MATERIAL SUPPLIED:
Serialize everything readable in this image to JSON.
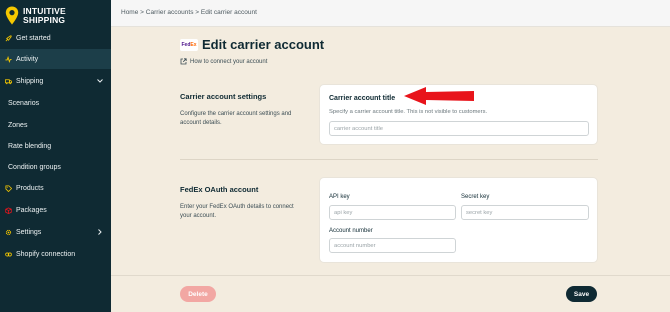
{
  "brand": {
    "line1": "INTUITIVE",
    "line2": "SHIPPING"
  },
  "sidebar": {
    "items": [
      {
        "label": "Get started",
        "icon": "rocket-icon"
      },
      {
        "label": "Activity",
        "icon": "activity-icon"
      },
      {
        "label": "Shipping",
        "icon": "truck-icon"
      },
      {
        "label": "Scenarios"
      },
      {
        "label": "Zones"
      },
      {
        "label": "Rate blending"
      },
      {
        "label": "Condition groups"
      },
      {
        "label": "Products",
        "icon": "tag-icon"
      },
      {
        "label": "Packages",
        "icon": "package-icon"
      },
      {
        "label": "Settings",
        "icon": "gear-icon"
      },
      {
        "label": "Shopify connection",
        "icon": "link-icon"
      }
    ],
    "active_item": "Activity"
  },
  "breadcrumb": {
    "home": "Home",
    "sep1": ">",
    "carrier_accounts": "Carrier accounts",
    "sep2": ">",
    "current": "Edit carrier account"
  },
  "page": {
    "title": "Edit carrier account",
    "logo_fe": "Fed",
    "logo_ex": "Ex",
    "help_link": "How to connect your account"
  },
  "carrier_settings": {
    "section_title": "Carrier account settings",
    "section_desc": "Configure the carrier account settings and account details.",
    "card_title": "Carrier account title",
    "card_hint": "Specify a carrier account title. This is not visible to customers.",
    "title_placeholder": "carrier account title"
  },
  "oauth": {
    "section_title": "FedEx OAuth account",
    "section_desc": "Enter your FedEx OAuth details to connect your account.",
    "api_key_label": "API key",
    "api_key_placeholder": "api key",
    "secret_key_label": "Secret key",
    "secret_key_placeholder": "secret key",
    "account_number_label": "Account number",
    "account_number_placeholder": "account number"
  },
  "footer": {
    "delete_label": "Delete",
    "save_label": "Save"
  },
  "colors": {
    "sidebar": "#0f2a33",
    "accent": "#f5c800",
    "page_bg": "#f3ecdf",
    "delete": "#f2a7a3",
    "arrow": "#e8141b"
  }
}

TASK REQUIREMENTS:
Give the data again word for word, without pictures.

SOLUTION TO THIS PROBLEM:
Serialize everything readable in this image to JSON.
{
  "brand": {
    "line1": "INTUITIVE",
    "line2": "SHIPPING"
  },
  "sidebar": {
    "items": [
      {
        "label": "Get started",
        "icon": "rocket-icon"
      },
      {
        "label": "Activity",
        "icon": "activity-icon"
      },
      {
        "label": "Shipping",
        "icon": "truck-icon"
      },
      {
        "label": "Scenarios"
      },
      {
        "label": "Zones"
      },
      {
        "label": "Rate blending"
      },
      {
        "label": "Condition groups"
      },
      {
        "label": "Products",
        "icon": "tag-icon"
      },
      {
        "label": "Packages",
        "icon": "package-icon"
      },
      {
        "label": "Settings",
        "icon": "gear-icon"
      },
      {
        "label": "Shopify connection",
        "icon": "link-icon"
      }
    ],
    "active_item": "Activity"
  },
  "breadcrumb": {
    "home": "Home",
    "sep1": ">",
    "carrier_accounts": "Carrier accounts",
    "sep2": ">",
    "current": "Edit carrier account"
  },
  "page": {
    "title": "Edit carrier account",
    "logo_fe": "Fed",
    "logo_ex": "Ex",
    "help_link": "How to connect your account"
  },
  "carrier_settings": {
    "section_title": "Carrier account settings",
    "section_desc": "Configure the carrier account settings and account details.",
    "card_title": "Carrier account title",
    "card_hint": "Specify a carrier account title. This is not visible to customers.",
    "title_placeholder": "carrier account title"
  },
  "oauth": {
    "section_title": "FedEx OAuth account",
    "section_desc": "Enter your FedEx OAuth details to connect your account.",
    "api_key_label": "API key",
    "api_key_placeholder": "api key",
    "secret_key_label": "Secret key",
    "secret_key_placeholder": "secret key",
    "account_number_label": "Account number",
    "account_number_placeholder": "account number"
  },
  "footer": {
    "delete_label": "Delete",
    "save_label": "Save"
  },
  "colors": {
    "sidebar": "#0f2a33",
    "accent": "#f5c800",
    "page_bg": "#f3ecdf",
    "delete": "#f2a7a3",
    "arrow": "#e8141b"
  }
}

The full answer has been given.